uci show firewall | grep "$old_prefix" | while read line; do
    eval "uci del_list ${line}"
    eval "uci add_list ${line/$old_prefix/$new_prefix}"
done

uci commit dhcp
uci commit firewall

logger -p notice -t update-prefix "prefix ${old_prefix}::/64 on ${ifname} updated to ${new_prefix}::/64"
echo "Prefix ${old_prefix}::/64 on ${ifname} updated to ${new_prefix}::/64"

# Reload the services
if [ $reload -eq 1 ]; then
    /etc/init.d/odhcpd reload >/dev/null 2>&1
    /etc/init.d/firewall reload >/dev/null 2>&1
else
    echo "The changes become effective after the firewall and odhcp services are reloaded"
fi

exit 0

As for changing the prefixes on the clients when a change occur, this should be done automatically by odhcpd as stated in the docs:

server: RD server for slave interfaces
a) automatic detection of prefixes, delegated prefix and default routes, MTU
b) automatic reannouncement when changes to prefixes or routes occur

Last tip, I was also very annoyed with the cron daemon making a notice in the system log everytime a cron gets executed. Luckily, this can be disabled by configuring the cronloglevel in /etc/config/system (see the system configuration docs). My scripts makes its own entry in the system log when a change has occured.

1 Like

Regarding firewall, you can use the '::1234/-64' address notation to overcome the frequently changing delegated prefixes.

3 Likes

Didn't know that, thanks! I do know that notation will not work for the announced DNS server.

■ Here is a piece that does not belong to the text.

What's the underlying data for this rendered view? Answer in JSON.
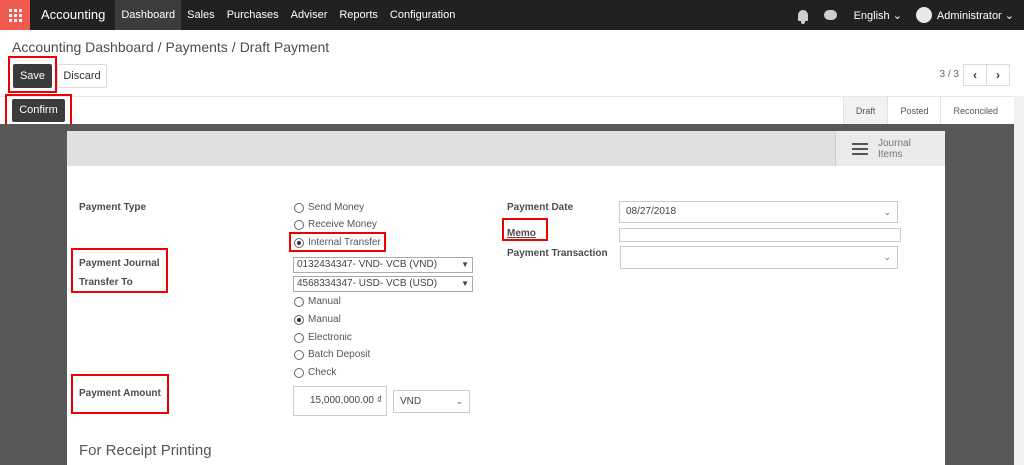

If you must advertise a GUA, did you try to use an unallocated or deprecated, e.g. e000::1 and add it as an IP alias or loopback on the nameserver? A static route on the router will forward the packet to the ULA address of the nameserver.

That's actually quite clever. I thought of using a fake IPv6 global address or even using 2001:db8::/32 used for documentary purposes. I didn't want to use fake or unallocated addresses, and even db8 seems to be ignored by some Android device (like the Huawei P20). I definitely will take a look at deprecated address ranges. Do you have by any chance some references for these deprecated addresses?

I've encountered software and libraries that are really strict on which IPv6 addresses, following RFC to the letter. Fake addresses would work but but the 'perfectionist' in me prefers a cron above using fake addresses (while admitting the change of a fake address would cause any problems are almost non existent).

Straight from the source.